Check each line of the listing below for the string "name", and copy the ones that have it.

◆ DATA SECTION ◆
↓↓↓

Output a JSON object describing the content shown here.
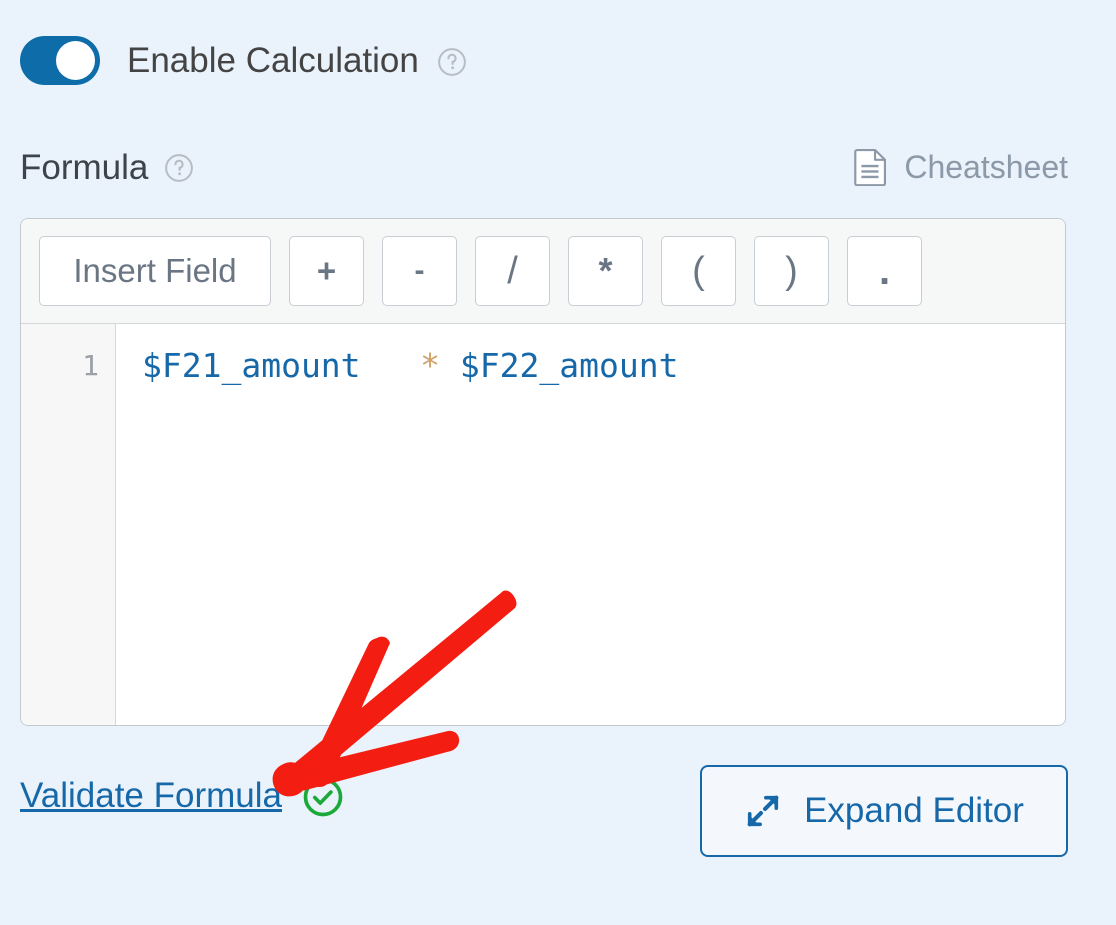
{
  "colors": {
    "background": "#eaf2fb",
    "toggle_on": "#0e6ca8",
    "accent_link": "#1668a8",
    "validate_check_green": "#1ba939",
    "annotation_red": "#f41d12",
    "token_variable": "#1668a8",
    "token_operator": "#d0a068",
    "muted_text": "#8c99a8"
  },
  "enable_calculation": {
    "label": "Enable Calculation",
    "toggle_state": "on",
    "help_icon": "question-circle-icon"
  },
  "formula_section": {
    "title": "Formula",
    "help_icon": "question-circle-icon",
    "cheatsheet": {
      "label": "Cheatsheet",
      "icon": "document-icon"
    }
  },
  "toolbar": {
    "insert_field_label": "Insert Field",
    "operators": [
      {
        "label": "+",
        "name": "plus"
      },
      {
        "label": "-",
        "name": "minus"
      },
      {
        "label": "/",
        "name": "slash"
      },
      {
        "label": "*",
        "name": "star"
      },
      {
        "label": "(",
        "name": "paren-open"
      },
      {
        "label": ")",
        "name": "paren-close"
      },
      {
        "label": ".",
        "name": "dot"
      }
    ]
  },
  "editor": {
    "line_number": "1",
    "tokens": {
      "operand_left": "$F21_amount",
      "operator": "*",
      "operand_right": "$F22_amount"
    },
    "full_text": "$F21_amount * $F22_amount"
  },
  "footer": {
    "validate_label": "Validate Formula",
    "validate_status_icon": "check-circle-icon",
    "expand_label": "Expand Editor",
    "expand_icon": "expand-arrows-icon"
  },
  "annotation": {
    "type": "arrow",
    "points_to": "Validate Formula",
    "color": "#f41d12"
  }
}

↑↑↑
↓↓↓

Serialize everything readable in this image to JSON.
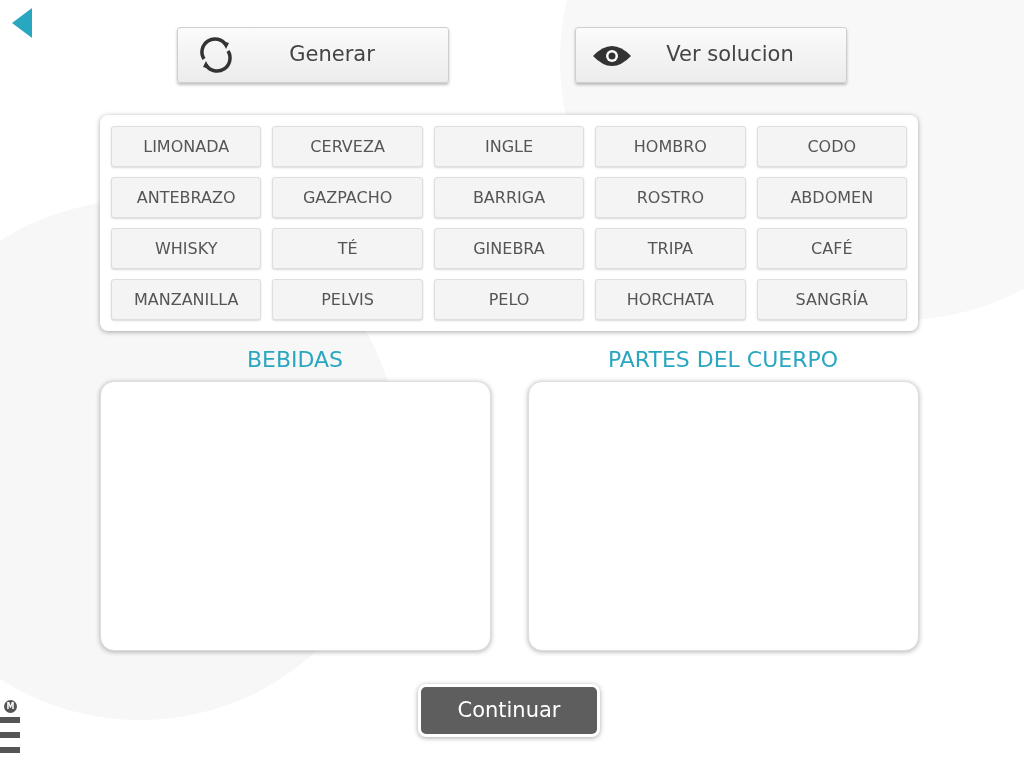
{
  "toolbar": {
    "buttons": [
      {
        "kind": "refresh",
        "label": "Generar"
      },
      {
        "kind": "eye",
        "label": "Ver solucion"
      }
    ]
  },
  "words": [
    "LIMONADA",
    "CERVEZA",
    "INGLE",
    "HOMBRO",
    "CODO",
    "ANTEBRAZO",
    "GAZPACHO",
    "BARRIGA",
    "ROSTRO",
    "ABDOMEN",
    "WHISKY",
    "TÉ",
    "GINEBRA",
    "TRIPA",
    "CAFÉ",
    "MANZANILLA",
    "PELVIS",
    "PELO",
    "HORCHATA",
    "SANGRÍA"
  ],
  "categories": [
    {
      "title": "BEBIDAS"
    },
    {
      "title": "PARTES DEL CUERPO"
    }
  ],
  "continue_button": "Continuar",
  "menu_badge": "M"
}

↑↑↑

◆ RESULT OF THIS EXERCISE ◆
        "name": "plus"
        "name": "minus"
        "name": "slash"
        "name": "star"
        "name": "paren-open"
        "name": "paren-close"
        "name": "dot"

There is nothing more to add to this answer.